OLYMPIA—On March 4, lawmakers in the state Senate passed a pair of bills sponsored by Rep. Gael Tarleton, D-Ballard, to strengthen election protections and fund voter education. Both bills were voted out with strong, bipartisan support.
House Bill 1251 will protect Washington’s elections from cyber-attacks and help prepare local and state officials to respond to possible election interference. The bill requires the Secretary of State, the Attorney General, and the Chief Information Officer to consult with county auditors to identify instances of security breaches in elections systems and data and determine whether the source of any breaches are foreign or domestic entities. It also requires the Secretary of State to report to the Legislature when security breaches occur, as well as provide recommendations to increase the security of Washington’s elections system.
“Elections are the foundation of our representative democracy. Our legitimacy depends on the people believing that we are their duly elected representatives,” said Tarleton. “It’s critical that we take steps to guard against cyber-attacks and election interference, whether foreign or domestic, to help preserve the integrity of our electoral system.”
House Bill 2421 will make the state responsible for helping local auditors finance statewide elections by requiring the Office of the Secretary of State to reimburse local elections offices for the costs of conducting state and federal elections. In addition, the bill requires county auditors and elections directors to conduct voter education and outreach, reimbursing them for no less than 10 percent of those costs, prorated for voter population.
Broad voter outreach could include printed or multimedia materials, as well as paid advertising and news coverage. Voter education could include information on the importance of voting as an act of civic engagement, the voting process, voter registration, ballot deadlines, and election certification.
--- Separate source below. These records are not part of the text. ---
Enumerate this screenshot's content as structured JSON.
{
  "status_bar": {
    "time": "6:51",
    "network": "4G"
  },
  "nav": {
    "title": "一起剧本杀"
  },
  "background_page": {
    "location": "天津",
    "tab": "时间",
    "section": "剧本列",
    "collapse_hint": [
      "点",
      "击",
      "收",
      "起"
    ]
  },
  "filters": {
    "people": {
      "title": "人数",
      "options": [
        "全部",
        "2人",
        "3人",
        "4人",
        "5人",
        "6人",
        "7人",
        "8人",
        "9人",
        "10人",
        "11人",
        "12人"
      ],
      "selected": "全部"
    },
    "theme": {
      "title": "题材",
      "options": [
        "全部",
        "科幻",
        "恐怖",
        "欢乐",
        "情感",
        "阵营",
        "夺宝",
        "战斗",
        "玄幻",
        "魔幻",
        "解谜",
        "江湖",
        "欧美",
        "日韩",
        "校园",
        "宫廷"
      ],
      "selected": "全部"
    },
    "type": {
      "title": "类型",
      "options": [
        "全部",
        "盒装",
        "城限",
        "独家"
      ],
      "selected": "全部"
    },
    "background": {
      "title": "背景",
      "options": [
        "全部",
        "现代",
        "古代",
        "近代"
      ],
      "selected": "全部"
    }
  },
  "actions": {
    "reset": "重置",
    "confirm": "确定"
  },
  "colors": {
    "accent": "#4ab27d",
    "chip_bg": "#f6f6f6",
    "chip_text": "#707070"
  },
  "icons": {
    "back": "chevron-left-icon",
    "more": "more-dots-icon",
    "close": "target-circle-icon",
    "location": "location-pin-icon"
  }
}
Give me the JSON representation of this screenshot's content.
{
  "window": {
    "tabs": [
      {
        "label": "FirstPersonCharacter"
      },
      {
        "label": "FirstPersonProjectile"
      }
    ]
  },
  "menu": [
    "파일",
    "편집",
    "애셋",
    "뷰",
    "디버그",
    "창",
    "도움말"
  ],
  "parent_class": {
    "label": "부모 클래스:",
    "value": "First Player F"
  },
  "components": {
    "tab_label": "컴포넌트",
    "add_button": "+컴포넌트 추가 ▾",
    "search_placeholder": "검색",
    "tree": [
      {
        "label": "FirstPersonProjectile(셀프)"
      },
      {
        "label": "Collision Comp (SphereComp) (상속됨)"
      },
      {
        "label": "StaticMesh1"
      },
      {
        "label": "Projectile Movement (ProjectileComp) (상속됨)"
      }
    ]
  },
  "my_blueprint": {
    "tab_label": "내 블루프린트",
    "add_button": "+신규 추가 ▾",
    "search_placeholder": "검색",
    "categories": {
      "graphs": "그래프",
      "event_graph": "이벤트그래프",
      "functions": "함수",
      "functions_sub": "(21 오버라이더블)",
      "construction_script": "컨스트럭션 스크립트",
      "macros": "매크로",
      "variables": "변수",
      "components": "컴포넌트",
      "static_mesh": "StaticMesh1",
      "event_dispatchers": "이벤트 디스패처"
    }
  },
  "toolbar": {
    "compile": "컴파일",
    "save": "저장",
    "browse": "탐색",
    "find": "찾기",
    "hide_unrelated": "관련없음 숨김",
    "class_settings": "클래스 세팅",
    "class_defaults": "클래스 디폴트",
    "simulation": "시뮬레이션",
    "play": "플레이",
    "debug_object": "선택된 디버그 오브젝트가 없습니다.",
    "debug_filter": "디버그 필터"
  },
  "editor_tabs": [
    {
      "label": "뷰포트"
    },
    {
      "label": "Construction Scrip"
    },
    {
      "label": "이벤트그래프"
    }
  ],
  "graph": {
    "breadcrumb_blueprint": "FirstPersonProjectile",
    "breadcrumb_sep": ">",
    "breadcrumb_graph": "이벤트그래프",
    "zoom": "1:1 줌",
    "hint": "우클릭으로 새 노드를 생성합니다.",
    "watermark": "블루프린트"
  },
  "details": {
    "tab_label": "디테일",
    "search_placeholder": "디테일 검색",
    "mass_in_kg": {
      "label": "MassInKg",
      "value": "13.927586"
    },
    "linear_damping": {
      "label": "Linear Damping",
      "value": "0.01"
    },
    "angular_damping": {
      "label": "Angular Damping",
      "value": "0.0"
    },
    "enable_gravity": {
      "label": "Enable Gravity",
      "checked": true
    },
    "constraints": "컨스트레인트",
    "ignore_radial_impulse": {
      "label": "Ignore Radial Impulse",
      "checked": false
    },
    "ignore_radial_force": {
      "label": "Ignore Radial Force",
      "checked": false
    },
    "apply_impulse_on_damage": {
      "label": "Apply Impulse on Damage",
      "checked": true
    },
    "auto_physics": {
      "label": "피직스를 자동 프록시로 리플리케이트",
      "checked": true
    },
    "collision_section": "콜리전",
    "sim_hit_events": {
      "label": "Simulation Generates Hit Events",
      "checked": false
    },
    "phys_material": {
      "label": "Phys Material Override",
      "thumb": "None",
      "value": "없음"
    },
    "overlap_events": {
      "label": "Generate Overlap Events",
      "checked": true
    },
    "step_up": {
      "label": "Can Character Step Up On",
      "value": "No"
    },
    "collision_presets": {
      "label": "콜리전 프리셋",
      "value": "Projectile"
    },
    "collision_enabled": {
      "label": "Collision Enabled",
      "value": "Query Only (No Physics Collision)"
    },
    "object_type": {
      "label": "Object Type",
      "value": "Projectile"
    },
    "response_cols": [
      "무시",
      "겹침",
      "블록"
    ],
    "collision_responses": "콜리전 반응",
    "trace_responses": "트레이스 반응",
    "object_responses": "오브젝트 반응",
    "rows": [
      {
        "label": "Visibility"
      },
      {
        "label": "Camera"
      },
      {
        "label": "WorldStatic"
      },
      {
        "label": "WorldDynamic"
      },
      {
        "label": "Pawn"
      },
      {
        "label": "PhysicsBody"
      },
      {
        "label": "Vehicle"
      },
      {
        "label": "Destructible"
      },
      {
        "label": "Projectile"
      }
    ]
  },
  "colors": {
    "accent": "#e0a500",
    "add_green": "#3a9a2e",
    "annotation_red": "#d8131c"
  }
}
Finally, the bill would also fund ballot boxes in areas that have yet to receive one, as well as outreach to communities with a history of poor voter turnout.
“It’s imperative that our youngest voters are educated early, so they understand the importance of their participation in our electoral process,” said Rep. Steve Bergquist, D-Renton. “That’s why this bill is so valuable. It will get civic education resources out into our communities and help build an engaged electorate.”
“For so many communities in our state, information about the voting and election process is inaccessible or hard to access. When it comes to democracy, lack of information leads to a lack of participation in the civic process. I am proud that Washington is expanding civic engagement by requiring outreach to those who are eager to participate,” said Rep. Mia Gregerson, D-SeaTac, Chair of the House State Government & Tribal Relations Committee.
“Elections are critical infrastructure. County auditors and elections officials are facing intense pressure to run smooth and efficient elections. Fully funding elections in years when our costs are the highest lifts a huge burden from counties and will provide more resources for voter outreach and election security,” said Thurston County Auditor Mary Hall. “Election officials statewide are elated. We have been working to fully fund elections for decades. This year we had the right coalition and the right solution.”
The House will now consider both bills as amended by the Senate. Once final versions are agreed upon, the legislation will head to the governor’s desk for signature.
“There is nothing more important to ensure access to democracy than free and fair elections,” said Sen. Sam Hunt, D-Olympia. “Washington has come a long way in recent years with the passage of the state Voting Rights Act and other measures that improve voting access for disenfranchised communities, and the state as a whole. The two bills passed Wednesday night continue our work in improving our elections system.”
The Legislature is scheduled to adjourn on March 12.